→ Goal of the exercise: Count how many lines below include the word "Internal". Answer with a number only.

Element data from apps and pages

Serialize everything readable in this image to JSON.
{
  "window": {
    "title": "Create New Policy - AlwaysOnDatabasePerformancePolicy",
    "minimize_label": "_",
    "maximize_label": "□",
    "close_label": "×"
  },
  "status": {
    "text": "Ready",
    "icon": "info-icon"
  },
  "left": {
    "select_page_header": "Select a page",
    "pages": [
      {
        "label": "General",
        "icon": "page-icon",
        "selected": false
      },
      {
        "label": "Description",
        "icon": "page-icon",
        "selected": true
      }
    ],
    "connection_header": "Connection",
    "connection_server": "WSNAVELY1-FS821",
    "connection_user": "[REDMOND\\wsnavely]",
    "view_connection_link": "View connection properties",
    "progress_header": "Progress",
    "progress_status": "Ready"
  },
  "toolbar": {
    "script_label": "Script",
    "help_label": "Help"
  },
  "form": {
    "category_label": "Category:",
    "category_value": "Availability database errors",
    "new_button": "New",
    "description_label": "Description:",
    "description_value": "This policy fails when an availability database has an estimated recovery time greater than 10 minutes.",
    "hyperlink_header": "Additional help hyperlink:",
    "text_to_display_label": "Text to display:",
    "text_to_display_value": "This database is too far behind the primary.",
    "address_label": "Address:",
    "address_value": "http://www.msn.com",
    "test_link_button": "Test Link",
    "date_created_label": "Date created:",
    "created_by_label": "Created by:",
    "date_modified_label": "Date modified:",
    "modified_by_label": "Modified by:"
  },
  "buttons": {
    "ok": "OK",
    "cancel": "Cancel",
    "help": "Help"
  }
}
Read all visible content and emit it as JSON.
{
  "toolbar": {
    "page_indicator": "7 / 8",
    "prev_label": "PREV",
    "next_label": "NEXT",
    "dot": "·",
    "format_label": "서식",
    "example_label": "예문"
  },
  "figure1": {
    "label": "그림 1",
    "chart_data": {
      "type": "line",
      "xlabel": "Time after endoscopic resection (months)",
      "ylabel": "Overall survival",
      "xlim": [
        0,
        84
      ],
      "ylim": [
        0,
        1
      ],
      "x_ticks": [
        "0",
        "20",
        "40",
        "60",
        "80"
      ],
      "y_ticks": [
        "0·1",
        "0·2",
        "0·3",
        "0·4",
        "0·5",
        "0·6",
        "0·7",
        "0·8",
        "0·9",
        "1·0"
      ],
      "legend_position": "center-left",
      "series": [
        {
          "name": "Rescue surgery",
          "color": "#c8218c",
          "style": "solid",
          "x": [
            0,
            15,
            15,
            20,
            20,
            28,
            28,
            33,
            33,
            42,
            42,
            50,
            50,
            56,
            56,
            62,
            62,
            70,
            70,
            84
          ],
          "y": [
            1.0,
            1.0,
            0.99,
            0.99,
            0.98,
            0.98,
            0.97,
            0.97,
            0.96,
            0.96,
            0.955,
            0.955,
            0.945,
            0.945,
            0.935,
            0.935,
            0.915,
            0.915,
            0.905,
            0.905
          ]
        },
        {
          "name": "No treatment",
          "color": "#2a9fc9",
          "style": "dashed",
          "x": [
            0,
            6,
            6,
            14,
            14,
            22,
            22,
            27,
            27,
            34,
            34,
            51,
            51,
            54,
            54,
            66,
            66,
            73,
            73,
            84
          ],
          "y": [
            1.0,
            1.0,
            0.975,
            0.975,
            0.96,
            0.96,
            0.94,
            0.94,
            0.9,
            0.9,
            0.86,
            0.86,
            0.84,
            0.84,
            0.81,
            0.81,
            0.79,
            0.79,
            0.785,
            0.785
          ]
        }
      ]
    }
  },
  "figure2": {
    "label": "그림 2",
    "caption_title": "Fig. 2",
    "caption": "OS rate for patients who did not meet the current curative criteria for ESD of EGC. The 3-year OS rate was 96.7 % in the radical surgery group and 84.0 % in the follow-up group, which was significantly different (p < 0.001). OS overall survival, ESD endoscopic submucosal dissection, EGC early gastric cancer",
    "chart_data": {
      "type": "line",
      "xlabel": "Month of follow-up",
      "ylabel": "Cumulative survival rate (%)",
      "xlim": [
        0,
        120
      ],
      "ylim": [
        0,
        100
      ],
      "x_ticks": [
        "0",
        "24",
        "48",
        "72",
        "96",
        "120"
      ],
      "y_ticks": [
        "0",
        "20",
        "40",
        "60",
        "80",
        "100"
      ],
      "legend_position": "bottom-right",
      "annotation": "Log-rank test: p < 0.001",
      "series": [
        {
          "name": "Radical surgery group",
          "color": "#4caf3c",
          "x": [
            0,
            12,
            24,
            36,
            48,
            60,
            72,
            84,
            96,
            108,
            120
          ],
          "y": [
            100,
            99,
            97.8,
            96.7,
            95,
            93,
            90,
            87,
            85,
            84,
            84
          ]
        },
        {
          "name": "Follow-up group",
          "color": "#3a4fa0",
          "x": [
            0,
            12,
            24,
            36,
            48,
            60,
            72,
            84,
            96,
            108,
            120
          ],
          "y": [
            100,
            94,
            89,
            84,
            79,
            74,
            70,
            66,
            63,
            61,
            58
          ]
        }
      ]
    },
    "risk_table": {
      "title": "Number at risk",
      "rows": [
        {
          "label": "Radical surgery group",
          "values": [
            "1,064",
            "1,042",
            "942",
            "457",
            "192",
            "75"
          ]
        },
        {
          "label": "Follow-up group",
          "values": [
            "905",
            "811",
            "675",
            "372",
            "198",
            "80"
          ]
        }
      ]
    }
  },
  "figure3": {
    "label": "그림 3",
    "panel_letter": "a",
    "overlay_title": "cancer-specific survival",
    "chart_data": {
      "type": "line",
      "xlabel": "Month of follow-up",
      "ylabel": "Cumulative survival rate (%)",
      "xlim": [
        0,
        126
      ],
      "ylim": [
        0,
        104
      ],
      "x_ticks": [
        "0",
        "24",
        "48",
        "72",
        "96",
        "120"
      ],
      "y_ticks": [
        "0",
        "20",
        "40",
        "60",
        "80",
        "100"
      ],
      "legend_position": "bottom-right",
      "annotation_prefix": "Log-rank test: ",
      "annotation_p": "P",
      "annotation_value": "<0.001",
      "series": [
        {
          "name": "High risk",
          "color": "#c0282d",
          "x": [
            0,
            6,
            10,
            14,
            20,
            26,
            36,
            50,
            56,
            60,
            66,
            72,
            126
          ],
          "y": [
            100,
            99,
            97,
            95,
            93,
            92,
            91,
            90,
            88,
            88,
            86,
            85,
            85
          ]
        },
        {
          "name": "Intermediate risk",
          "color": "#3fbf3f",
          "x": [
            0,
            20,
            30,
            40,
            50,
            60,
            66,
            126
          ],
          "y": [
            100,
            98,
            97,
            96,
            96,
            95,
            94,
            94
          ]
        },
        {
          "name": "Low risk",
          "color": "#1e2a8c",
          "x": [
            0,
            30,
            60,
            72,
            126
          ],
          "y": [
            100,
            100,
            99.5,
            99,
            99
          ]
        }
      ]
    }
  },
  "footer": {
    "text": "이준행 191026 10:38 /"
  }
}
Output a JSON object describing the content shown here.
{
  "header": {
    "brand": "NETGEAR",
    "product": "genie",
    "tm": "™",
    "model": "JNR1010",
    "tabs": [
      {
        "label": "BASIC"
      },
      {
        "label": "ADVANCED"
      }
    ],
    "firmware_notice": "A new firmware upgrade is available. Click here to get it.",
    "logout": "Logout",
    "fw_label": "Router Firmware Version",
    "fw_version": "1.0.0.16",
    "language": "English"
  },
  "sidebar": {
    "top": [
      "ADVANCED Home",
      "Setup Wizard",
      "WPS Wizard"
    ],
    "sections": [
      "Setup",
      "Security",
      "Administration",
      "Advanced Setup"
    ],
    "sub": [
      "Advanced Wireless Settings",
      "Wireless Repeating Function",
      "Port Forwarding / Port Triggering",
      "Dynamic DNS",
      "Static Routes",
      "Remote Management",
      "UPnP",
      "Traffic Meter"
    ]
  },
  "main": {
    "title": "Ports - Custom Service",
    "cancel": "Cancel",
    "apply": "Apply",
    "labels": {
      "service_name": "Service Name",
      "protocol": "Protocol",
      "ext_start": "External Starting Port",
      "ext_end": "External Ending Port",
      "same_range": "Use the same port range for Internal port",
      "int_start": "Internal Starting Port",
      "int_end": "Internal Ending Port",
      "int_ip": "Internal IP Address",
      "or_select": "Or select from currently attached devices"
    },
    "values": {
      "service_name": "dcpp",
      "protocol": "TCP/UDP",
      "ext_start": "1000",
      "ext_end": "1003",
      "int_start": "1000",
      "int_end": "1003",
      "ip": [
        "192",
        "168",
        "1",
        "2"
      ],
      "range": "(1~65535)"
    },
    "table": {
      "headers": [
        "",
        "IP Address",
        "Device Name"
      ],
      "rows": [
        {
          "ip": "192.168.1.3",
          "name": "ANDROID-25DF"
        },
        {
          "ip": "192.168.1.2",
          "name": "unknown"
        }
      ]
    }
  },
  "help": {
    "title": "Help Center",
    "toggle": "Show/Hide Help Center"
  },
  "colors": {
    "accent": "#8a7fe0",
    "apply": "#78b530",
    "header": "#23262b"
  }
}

→ Solution to this exercise: 4